What is expected: Scan the data below and state how many of its lines contain the word "that", giving only the figure.

━━ Data records

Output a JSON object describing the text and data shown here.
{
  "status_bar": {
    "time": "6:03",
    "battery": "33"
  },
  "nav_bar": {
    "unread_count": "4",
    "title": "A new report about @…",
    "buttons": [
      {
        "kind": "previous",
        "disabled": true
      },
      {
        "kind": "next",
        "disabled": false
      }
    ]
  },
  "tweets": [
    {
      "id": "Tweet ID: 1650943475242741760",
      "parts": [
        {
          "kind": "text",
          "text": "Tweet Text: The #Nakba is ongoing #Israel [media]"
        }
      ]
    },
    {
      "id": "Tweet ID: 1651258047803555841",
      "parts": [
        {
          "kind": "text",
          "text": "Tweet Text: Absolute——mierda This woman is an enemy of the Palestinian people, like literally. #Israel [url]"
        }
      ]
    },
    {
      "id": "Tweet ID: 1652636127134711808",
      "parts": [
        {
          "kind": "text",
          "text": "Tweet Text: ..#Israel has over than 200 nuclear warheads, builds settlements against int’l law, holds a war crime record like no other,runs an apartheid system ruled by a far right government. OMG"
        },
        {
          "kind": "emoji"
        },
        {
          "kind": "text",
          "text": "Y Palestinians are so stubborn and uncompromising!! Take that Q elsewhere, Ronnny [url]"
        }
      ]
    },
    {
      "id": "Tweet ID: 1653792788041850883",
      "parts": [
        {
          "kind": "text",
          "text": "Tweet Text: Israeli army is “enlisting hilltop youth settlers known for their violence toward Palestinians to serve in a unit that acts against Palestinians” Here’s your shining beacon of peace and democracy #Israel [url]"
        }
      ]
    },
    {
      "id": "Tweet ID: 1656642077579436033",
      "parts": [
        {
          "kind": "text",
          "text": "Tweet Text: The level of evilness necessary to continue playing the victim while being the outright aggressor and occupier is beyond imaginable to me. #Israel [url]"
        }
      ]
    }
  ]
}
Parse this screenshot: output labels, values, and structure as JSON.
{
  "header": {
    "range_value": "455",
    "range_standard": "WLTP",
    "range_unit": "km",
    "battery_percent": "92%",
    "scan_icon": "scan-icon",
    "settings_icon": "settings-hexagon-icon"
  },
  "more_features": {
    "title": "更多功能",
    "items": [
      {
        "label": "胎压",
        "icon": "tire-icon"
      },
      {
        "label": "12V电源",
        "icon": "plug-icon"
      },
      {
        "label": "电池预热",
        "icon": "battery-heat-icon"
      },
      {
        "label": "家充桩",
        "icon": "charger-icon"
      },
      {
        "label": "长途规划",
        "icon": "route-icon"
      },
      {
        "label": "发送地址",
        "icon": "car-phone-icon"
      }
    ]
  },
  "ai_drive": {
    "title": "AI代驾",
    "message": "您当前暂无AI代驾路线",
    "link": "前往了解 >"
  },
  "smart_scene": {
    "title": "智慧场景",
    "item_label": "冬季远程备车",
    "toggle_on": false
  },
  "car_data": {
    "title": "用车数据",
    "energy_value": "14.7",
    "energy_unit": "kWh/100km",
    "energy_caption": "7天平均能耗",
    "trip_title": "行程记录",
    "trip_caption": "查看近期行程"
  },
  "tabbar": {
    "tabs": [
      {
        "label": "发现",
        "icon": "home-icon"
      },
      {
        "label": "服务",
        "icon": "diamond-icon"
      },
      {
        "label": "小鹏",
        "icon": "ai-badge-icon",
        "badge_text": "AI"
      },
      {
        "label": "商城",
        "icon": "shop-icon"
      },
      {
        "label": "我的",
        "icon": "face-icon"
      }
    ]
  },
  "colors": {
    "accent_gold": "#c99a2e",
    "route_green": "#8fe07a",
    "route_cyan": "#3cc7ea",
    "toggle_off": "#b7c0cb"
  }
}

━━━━

Exercise solution: 2